The new anti-piracy tool has made its debut. The 23rd matchday of the Serie A Championship, played between February 2 and 5, also marked the first round of activity for Piracy Shield, the platform developed by Sp Tech for Lega Serie A and subsequently donated to Agcom, designed to combat the illegal distribution of football matches.


The system allows the rights holder to access the platform during the event and report services that are transmitting it illegally. Upon receiving the report automatically, Internet Service Providers proceed to block the pirate site within 30 minutes. The results of this first round of activity were encouraging: 65 DNS and 8 IP addresses were blocked, accompanied by a notice to viewers stating, “Access to this site, which was illegally distributing copyright-protected content, has been disabled pursuant to an order from the Authority.” Beyond the numbers, which are still quite small given the scale of the piracy problem, the debut of Piracy Shield is a strong signal of the shared will to curb a phenomenon that harms everyone—broadcasters, producers, football clubs, authors, and the audiovisual market—benefiting only organized crime. This phenomenon, by diverting resources and leading to reduced investments, indirectly affects end users as well.

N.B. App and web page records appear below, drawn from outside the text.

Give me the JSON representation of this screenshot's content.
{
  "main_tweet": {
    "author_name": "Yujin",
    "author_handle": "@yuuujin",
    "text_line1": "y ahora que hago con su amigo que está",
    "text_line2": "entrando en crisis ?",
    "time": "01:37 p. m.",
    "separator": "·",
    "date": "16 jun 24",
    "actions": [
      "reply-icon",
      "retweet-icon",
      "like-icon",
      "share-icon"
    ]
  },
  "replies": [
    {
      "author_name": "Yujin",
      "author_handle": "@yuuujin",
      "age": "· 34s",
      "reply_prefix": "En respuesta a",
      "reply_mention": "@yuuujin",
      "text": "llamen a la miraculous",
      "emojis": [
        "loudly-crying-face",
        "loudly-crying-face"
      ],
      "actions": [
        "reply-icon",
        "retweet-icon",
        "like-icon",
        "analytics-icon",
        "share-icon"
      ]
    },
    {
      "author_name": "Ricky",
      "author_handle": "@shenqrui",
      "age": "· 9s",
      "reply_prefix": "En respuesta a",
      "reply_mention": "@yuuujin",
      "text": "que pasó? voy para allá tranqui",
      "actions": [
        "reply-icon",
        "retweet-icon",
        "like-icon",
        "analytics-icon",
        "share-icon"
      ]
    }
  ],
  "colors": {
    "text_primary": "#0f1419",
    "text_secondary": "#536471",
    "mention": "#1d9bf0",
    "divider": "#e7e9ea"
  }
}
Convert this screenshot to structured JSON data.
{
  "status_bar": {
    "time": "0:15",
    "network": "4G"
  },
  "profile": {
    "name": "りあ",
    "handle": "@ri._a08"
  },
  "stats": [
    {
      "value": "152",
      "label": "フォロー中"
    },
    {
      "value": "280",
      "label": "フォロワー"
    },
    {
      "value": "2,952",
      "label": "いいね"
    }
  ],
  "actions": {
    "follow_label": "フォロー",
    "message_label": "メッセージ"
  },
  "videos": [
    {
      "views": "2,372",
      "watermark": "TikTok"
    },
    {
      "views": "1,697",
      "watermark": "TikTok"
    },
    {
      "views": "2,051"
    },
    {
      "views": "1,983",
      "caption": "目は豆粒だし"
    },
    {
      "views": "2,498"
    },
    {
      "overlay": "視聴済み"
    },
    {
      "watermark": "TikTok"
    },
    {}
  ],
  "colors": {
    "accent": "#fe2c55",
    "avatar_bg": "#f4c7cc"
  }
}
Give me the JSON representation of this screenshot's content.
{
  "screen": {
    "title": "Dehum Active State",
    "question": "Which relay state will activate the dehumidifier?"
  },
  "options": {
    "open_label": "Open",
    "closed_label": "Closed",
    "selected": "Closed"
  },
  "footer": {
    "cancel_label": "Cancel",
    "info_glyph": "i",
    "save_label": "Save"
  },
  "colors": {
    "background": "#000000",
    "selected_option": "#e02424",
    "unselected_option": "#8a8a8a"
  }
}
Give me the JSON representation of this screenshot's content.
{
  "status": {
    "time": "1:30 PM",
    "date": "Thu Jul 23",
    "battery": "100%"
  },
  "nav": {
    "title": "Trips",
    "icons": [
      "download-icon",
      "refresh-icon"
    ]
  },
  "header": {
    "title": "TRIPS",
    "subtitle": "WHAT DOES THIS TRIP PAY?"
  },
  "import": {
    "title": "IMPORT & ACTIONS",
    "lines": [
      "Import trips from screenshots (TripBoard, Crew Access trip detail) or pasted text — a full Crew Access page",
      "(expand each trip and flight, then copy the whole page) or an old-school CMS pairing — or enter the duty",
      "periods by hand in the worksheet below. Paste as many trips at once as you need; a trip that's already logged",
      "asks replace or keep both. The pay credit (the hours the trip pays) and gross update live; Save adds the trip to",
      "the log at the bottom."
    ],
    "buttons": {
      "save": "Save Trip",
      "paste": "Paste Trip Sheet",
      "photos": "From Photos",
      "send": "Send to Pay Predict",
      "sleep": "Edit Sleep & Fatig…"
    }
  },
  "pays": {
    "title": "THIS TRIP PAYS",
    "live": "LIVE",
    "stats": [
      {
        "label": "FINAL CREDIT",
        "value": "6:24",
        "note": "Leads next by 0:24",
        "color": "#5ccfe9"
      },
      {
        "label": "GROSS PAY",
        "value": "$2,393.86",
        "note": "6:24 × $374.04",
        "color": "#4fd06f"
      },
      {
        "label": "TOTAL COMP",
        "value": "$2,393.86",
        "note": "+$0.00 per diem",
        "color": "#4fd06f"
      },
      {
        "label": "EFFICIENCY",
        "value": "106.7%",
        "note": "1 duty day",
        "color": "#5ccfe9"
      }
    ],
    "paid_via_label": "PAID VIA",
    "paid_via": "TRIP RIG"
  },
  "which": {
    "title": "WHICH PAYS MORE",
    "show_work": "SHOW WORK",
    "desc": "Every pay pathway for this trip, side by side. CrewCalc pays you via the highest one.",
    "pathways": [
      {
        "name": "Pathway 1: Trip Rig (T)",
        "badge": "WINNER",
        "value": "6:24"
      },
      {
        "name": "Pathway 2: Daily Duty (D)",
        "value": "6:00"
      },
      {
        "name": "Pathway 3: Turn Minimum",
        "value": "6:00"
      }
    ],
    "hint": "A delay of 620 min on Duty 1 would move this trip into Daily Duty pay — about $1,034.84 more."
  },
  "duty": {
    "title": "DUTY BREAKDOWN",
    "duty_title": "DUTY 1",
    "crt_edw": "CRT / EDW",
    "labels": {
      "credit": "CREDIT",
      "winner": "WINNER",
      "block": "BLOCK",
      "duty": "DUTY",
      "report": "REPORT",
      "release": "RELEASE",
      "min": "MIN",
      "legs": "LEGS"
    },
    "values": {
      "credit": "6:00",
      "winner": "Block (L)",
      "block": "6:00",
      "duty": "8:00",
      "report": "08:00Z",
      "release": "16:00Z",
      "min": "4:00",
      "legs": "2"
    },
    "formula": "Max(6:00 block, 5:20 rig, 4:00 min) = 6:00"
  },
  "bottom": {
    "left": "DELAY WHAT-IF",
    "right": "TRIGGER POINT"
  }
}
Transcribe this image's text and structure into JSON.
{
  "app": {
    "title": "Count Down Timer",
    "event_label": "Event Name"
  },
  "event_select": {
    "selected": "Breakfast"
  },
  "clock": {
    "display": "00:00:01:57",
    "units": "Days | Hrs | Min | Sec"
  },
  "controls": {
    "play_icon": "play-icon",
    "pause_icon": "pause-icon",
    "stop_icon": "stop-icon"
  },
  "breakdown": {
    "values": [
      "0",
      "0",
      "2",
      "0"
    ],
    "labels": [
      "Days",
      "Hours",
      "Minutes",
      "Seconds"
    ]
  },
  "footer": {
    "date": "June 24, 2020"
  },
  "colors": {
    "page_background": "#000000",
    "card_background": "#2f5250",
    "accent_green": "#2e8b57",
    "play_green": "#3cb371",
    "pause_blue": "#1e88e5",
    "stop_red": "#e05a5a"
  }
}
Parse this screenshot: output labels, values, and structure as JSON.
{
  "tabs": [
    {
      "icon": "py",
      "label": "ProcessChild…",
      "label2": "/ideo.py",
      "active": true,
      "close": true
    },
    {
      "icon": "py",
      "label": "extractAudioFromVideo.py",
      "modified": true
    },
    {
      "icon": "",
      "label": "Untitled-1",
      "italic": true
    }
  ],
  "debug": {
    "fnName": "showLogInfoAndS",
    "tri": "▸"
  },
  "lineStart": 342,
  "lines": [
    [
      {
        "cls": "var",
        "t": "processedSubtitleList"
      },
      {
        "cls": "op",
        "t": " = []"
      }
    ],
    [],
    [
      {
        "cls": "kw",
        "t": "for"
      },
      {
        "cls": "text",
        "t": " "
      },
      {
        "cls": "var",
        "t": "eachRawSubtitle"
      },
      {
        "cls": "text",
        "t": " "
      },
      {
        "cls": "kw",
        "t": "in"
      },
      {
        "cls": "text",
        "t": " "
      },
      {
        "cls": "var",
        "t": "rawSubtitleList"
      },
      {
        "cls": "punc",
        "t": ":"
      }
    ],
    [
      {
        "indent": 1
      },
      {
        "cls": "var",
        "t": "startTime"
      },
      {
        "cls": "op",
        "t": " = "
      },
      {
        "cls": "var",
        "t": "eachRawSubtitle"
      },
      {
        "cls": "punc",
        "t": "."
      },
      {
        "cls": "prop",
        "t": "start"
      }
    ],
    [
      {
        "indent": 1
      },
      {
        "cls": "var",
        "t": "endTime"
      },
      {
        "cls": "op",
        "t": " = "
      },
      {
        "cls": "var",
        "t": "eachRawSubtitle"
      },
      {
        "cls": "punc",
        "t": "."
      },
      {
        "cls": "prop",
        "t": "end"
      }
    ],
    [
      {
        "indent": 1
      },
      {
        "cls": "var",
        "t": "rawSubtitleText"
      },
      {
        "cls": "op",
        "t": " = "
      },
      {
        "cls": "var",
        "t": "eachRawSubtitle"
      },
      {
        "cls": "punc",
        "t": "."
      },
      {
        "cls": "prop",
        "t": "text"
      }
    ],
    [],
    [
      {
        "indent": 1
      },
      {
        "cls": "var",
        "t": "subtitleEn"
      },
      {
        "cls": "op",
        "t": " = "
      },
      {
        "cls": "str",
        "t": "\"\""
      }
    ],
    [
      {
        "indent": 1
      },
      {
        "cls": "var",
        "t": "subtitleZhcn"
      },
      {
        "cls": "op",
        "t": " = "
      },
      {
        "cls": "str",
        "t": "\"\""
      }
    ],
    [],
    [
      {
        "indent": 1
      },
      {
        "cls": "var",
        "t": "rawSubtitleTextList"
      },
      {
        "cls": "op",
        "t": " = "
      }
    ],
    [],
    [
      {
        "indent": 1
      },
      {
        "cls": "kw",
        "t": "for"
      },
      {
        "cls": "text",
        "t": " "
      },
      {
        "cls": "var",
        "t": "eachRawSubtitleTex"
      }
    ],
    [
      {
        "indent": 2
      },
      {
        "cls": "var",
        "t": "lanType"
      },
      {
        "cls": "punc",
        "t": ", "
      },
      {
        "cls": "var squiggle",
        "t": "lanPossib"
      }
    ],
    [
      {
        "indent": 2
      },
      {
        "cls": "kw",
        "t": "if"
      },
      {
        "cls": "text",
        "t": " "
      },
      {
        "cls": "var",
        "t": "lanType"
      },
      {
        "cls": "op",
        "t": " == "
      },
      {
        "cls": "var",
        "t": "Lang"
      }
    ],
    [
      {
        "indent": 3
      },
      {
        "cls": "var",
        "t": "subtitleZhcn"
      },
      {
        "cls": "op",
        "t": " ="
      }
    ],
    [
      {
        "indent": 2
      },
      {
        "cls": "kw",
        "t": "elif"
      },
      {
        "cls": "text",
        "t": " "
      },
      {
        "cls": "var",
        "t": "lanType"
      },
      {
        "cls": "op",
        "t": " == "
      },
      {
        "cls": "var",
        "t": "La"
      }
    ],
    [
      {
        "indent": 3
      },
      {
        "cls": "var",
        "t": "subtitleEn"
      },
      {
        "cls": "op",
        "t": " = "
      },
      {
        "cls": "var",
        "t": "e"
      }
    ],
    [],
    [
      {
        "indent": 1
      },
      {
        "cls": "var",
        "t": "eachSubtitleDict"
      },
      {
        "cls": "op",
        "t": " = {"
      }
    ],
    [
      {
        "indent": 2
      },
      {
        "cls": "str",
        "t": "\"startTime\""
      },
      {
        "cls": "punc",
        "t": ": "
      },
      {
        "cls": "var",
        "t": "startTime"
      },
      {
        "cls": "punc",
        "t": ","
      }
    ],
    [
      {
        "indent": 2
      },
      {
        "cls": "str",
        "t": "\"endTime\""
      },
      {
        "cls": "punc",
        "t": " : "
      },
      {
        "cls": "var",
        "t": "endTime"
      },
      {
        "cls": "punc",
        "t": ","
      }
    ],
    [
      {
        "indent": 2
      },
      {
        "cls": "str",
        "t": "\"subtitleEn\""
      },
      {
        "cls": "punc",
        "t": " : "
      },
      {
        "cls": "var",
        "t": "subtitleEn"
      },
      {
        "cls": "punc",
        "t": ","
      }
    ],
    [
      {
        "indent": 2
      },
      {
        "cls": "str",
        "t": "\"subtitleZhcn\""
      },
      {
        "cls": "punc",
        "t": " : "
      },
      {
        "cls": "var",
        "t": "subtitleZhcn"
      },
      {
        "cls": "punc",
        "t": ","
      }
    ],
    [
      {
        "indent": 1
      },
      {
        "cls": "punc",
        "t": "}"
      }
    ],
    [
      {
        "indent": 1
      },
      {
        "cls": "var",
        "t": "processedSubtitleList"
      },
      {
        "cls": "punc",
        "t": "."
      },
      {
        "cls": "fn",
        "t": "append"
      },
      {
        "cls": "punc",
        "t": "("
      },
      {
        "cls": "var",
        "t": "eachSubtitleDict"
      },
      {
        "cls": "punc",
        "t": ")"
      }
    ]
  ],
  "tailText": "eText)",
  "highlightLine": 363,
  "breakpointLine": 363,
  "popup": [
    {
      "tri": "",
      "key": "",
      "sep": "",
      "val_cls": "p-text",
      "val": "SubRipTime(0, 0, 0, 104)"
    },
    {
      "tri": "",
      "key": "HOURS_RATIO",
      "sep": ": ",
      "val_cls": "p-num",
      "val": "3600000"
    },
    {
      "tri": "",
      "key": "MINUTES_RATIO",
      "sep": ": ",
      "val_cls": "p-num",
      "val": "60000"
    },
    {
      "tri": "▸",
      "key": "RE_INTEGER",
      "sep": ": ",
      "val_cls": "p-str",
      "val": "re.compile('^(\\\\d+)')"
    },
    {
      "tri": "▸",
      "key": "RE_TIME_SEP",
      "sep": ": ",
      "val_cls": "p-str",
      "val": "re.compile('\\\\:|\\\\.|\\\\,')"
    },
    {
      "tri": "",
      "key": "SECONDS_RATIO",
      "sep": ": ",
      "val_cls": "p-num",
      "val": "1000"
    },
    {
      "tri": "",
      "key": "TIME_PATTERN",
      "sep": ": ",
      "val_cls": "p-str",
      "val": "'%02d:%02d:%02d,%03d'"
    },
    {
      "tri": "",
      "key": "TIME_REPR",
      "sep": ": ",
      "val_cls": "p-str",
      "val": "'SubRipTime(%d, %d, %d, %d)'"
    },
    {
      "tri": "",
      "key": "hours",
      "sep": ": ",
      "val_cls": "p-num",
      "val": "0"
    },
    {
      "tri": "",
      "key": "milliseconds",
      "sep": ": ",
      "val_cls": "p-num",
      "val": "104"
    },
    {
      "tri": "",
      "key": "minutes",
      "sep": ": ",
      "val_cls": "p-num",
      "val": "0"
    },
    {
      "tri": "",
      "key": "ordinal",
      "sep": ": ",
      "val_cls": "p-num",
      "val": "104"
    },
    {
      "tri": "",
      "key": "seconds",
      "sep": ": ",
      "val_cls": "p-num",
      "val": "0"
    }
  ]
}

Given the complexity of the process, which involves various stakeholders, there is certainly ample room for improvement, both in terms of the protocols adopted and the effectiveness of the measures implemented. However, for the first time, the entire industry has come together as a system for a common goal, alongside the legislator who wrote the laws and the regulator who codified them into a structured procedure. It should also be remembered that, although technology played a key role in this case, technology is not the only element to focus on in combating piracy: the cultural aspect is equally important, and much work remains to be done in this area.